Charles Kuentz was born on February 18, 1897 in the village of Ranspach in Alsace, then part of the German empire under Kaiser Wilhelm II.
Conscripted into the imperial army in 1916, he found himself on the losing side when the first World War ended in 1918 but soon afterwards became a French citizen when France recovered Alsace, a territory it had lost after a previous war, in 1871.
"I thought I was the last World War I German veteran, that's what the German reporters told me," Kuentz told AFP in an interview, but conceded that he might be only one of a few survivors.
After World War II broke out, Kuentz was again called up, this time by the French army in 1940.
He was soon demobilised, because of his age and family responsibilities, and went to live in the city of Colmar, which reverted to Germany when Adolf Hitler's army occupied France and again annexed Alsace and its twin province of Lorraine until its defeat in May 1945.
"My father, who died at the age of 92, changed nationalities five times and I did four times," said Kuentz.
He showed no bitterness, even though his eldest son died in 1944, wearing the uniform of Hitler's Waffen SS which he, like other Alsatians, had been forced to don.
Today, Kuentz still lives in Colmar, close to his son and daughter, aged 70 and 74.
Speaking alternately in French, German and Alsatian, he said he did not often reflect upon his wartime experiences, but he recalled the bitter cold on the eastern front in Russia, where temperatures fell to minus 40 degrees Celsius (minus 40 Fahrenheit).
There, as in Flanders and in the Champagne region, east of Paris, where a final German offensive was broken by the US Army, he remembers the soaking uniforms, the rats and the ever-present fear of death.

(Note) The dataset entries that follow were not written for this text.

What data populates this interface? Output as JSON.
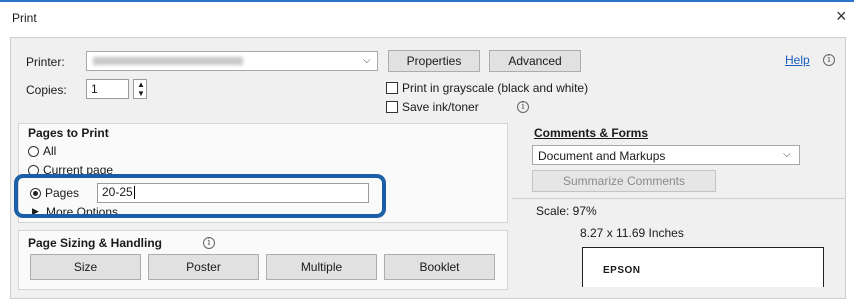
{
  "window": {
    "title": "Print",
    "close_glyph": "×"
  },
  "printer": {
    "label": "Printer:",
    "properties_label": "Properties",
    "advanced_label": "Advanced",
    "help_label": "Help"
  },
  "copies": {
    "label": "Copies:",
    "value": "1"
  },
  "options": {
    "grayscale_label": "Print in grayscale (black and white)",
    "grayscale_checked": false,
    "save_ink_label": "Save ink/toner",
    "save_ink_checked": false
  },
  "pages_to_print": {
    "heading": "Pages to Print",
    "all_label": "All",
    "current_label": "Current page",
    "pages_label": "Pages",
    "pages_value": "20-25",
    "more_options_label": "More Options",
    "selected": "Pages"
  },
  "comments_forms": {
    "heading": "Comments & Forms",
    "selected": "Document and Markups",
    "summarize_label": "Summarize Comments"
  },
  "preview": {
    "scale_text": "Scale: 97%",
    "size_text": "8.27 x 11.69 Inches",
    "brand_text": "EPSON"
  },
  "sizing": {
    "heading": "Page Sizing & Handling",
    "buttons": [
      "Size",
      "Poster",
      "Multiple",
      "Booklet"
    ]
  },
  "colors": {
    "accent": "#2a73c9",
    "highlight": "#1c5ea8"
  }
}
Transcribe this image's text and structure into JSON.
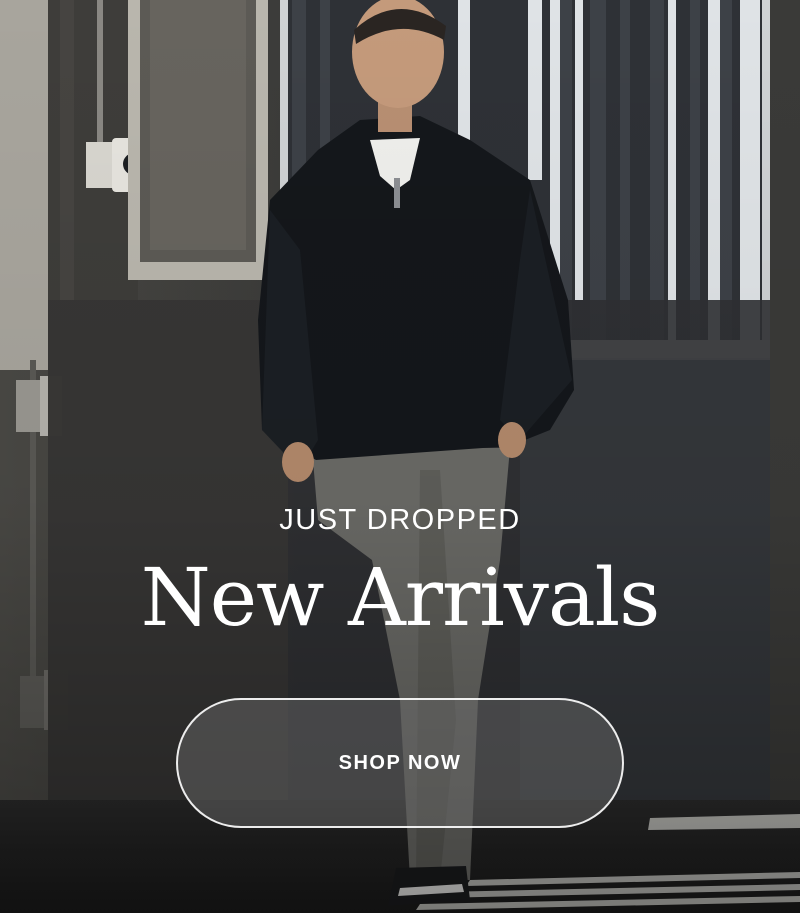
{
  "hero": {
    "eyebrow": "JUST DROPPED",
    "headline": "New Arrivals",
    "cta_label": "SHOP NOW"
  },
  "colors": {
    "text": "#ffffff",
    "cta_fill": "#6e6e6e",
    "background": "#262626"
  }
}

The Germans mistrusted the Alsatians and refused to grant them leave, fearing that they would desert, and Kuentz believes that his life was saved when he stood up to a German captain.
"I told him that I would not go back to the front," he said. "The next day I was allowed to take a few days' leave and during that time my regiment suffered heavy losses."
At 107, Kuentz has some problems with his hearing and walks with difficulty, but he eats well, reads the newspapers regularly and attributes his long life to "doing everything in moderation."
He has given about 30 interviews in recent months but, while he admits to being a little tired, he stresses that he has "a duty to bear witness" for future generations.
"Pass on the memory of the Great War, because this tragedy must never be forgotten, otherwise it will happen again," he said.